January Commerce Club Featuring Mike Emerson, Director, Marine Transportation Systems, USCG

Port Bureau News,

Wind Energy Farms, Space Flight Launches in 2021 Coast Guard Planning 

“I am a fan of the Houston Ship Channel. It’s one of our more dynamic waterways, and I spend a lot of time assessing what policies and regulations we can put in place to make it safer and efficient – make it viable for marine commerce,” said Mike Emerson, guest speaker of the Port Bureau’s January virtual Commerce Club webinar. Emerson is director of Marine Transportation Systems at U.S. Coast Guard (“Coast Guard”) headquarters in Washington, D.C. Emerson presented “Making Way: Priorities for Safe and Efficient Maritime Commerce” to attendees at the virtual event.

Emerson said the Coast Guard was at full capacity during the past year and “did not lose a step” while working through the various challenges brought on by the pandemic, weather events, wildfires, and more. He anticipates new challenges still to come as the nation “ramps back up” and stressed the importance of the Ship Channel industry to the nation.

“You are central to any economic recovery scenario,” said Emerson.

The Coast Guard’s advocacy for maritime industry is defined by three lines of effort and are described in their recently published Maritime Commerce Strategic Outlook. These are (1) facilitating lawful trade and travel on secure waterways; (2) modernizing aids to navigation and mariner information systems; and, (3) transforming workforce capacity and partnerships.

The Maritime Commerce Implementation Plan was developed as a part of the Strategic Outlook. The plan outlines ten initiatives for supporting marine commerce, including enhancing cybersecurity capabilities, modernizing navigation services, and strengthening partnerships with maritime stakeholders.

Wind energy is an emerging addition to the Coast Guard’s planning agenda for the waterways as the number of leases rise. “Wind energy, like LNG, will grow exponentially in the next year, especially considering expressed support for clean energy among many new federal officials,” explained Emerson.

The Coast Guard’s role is to advocate for maritime interests and safety and to be a part of the decision cycle. Every offshore wind project is different, well-funded, and could potentially impede or impact commercial shipping, fishing or other waterway users.

Emerson showed mapping for a system of “fairways to prevent any construction in any of the customary inshore or offshore shipping lanes that span from Florida all the way to Massachusetts, and eventually to Canada.” Expectations are policy will be officially formalized soon to prevent any impediment to ship movements in the customary shipping routes. The Coast Guard has become the established authority for safety in navigation and in protecting maritime commerce as wind energy farms continue to grow.

Space launch and recoveries is another area of planning Emerson expects to grow.

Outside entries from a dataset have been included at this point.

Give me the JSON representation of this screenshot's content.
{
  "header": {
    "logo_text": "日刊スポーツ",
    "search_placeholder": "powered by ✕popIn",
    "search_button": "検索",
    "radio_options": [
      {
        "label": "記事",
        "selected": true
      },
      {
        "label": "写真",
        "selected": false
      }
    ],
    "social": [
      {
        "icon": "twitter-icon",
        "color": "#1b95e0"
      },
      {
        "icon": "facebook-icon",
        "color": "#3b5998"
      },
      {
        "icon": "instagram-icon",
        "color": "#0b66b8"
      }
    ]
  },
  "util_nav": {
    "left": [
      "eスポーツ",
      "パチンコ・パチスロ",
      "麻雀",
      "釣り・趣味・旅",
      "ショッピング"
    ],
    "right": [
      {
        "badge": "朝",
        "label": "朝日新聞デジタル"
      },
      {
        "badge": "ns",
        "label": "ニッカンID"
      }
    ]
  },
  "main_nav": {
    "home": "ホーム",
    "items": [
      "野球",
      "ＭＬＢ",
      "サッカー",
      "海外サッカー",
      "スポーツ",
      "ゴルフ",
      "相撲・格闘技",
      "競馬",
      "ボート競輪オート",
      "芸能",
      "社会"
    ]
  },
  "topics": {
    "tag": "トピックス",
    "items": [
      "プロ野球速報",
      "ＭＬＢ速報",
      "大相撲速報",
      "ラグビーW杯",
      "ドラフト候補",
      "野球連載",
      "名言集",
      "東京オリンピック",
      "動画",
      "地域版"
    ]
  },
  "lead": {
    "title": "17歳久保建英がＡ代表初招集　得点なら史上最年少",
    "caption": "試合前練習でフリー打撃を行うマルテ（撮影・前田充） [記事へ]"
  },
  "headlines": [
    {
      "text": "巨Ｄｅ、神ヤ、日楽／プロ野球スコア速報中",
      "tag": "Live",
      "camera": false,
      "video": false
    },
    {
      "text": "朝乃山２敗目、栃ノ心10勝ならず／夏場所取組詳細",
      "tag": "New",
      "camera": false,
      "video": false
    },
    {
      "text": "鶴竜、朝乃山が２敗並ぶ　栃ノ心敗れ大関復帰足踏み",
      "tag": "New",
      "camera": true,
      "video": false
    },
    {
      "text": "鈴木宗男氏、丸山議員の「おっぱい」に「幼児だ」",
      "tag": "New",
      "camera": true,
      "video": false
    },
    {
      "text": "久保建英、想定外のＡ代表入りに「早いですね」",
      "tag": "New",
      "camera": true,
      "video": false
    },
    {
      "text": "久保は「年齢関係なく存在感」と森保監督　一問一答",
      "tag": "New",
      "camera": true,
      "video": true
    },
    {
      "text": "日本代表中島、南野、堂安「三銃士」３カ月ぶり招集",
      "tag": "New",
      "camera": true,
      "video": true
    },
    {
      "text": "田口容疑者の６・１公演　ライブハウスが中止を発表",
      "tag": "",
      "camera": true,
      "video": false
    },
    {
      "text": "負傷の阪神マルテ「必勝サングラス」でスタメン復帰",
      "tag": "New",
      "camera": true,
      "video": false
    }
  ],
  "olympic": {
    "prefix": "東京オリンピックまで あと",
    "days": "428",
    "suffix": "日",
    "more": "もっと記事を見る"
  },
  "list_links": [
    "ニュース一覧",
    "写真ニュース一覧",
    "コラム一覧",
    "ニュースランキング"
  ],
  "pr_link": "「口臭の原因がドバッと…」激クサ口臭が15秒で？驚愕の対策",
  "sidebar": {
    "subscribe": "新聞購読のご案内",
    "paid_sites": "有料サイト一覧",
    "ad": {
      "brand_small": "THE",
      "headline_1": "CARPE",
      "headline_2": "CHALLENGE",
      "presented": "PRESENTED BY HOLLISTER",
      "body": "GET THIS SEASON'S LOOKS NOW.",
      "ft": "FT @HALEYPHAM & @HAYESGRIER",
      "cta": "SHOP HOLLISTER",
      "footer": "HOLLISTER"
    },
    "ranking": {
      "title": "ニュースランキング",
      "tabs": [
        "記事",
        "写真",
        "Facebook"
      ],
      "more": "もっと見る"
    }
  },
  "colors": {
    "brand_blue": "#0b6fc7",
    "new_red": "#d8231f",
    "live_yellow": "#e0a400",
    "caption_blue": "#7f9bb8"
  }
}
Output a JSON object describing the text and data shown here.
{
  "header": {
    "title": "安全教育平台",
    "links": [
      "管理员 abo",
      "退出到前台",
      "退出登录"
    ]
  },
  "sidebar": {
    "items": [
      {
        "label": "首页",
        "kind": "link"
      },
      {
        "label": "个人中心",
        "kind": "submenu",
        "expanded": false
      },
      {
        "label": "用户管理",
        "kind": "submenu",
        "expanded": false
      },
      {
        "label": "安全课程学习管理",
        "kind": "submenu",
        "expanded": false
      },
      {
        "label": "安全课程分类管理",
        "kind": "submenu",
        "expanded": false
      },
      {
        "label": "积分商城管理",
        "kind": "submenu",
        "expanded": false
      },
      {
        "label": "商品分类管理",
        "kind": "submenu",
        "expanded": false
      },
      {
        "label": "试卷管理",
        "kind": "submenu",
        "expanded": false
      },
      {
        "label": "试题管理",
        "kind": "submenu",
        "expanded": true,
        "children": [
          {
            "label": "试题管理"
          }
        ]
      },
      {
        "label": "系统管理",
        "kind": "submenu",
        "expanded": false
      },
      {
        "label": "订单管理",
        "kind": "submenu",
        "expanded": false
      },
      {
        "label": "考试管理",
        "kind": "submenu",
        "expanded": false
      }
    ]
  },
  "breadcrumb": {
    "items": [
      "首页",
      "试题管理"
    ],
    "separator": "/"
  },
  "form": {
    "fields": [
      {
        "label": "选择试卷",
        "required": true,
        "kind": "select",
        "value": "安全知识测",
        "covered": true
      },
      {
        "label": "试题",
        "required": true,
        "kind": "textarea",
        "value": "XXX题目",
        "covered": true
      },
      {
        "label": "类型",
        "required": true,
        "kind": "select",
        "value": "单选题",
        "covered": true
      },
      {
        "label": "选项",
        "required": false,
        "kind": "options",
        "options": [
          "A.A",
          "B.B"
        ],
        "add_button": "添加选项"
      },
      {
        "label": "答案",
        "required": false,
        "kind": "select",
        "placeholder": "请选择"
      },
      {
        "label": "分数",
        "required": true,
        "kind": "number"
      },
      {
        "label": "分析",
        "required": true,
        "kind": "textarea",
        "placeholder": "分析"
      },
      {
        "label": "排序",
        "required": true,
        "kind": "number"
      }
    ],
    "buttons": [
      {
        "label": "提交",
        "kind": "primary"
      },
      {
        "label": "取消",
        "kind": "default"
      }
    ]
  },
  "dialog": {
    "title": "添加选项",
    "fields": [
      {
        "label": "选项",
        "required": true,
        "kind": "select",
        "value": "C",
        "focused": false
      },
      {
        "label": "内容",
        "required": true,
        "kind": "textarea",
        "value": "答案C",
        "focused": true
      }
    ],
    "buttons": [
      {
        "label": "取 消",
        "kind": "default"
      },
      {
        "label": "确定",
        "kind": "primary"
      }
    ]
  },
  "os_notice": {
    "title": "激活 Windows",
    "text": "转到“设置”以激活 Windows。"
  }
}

He anticipates two dozen offshore events in 2021 and weekly events thereafter. “What they would like to do is put out an announcement – sometimes on very short notice – that there is going to be space junk falling from the sky or an engine run or a hover test that will have a potential danger zone associated with it, and the Coast Guard would just shut down the waterway. We do that sometimes, to some extent, off of Cape Canaveral, but we have no intention of doing that off of Vandenberg, Boca Chica, or off of Tybee Island,” said Emerson.

“The industry and the agencies supporting them for space operations would like us to advantage the space industry, but that would come at the cost of marine commerce. So, I urge you to keep an eye on that and welcome your feedback,” he added.

Emerson also touched on automation, mentioning the voyage of an unmanned vessel that will follow the route of the Mayflower from England to the U.S. as part of the 400th anniversary of the event, and eNavigation objectives. The intent is to optimize assets and augment with virtual aids.

“I am doing a nationwide waterway assessment of every coastline and the inland river system to figure out if there are buoys that can be augmented or replaced or not,” Emerson said. “That’s a real slow process.”

Speaking to the “way ahead”, Emerson does not anticipate much uncertainty. He does expect climate change to “command the headlines”. He noted that sea level rise is a concern and impacts the Coast Guard directly as well as extreme weather.

Throughout the presentation Emerson emphasized the importance of industry engagement with the Coast Guard in developing procedures and achieving goals.  He concluded the presentation with a final encouragement to industry to continue to partner with the Coast Guard to achieve goals.

A Q&A session followed Emerson’s presentation that included expectations under the new presidential administration, clean fuel strategies, the potential for a change in deployment of resources, and cyber security.

Thank you to our sponsors:

Buffalo Marine Service, Inc •   Enterprise Products Partners   Kinder Morgan  •   Houston Marriott South   Houston Pilots    Intercontinental Terminals Company    Moran Shipping Agencies, Inc.     Regions Bank    Targa Resources    West Gulf Maritime Association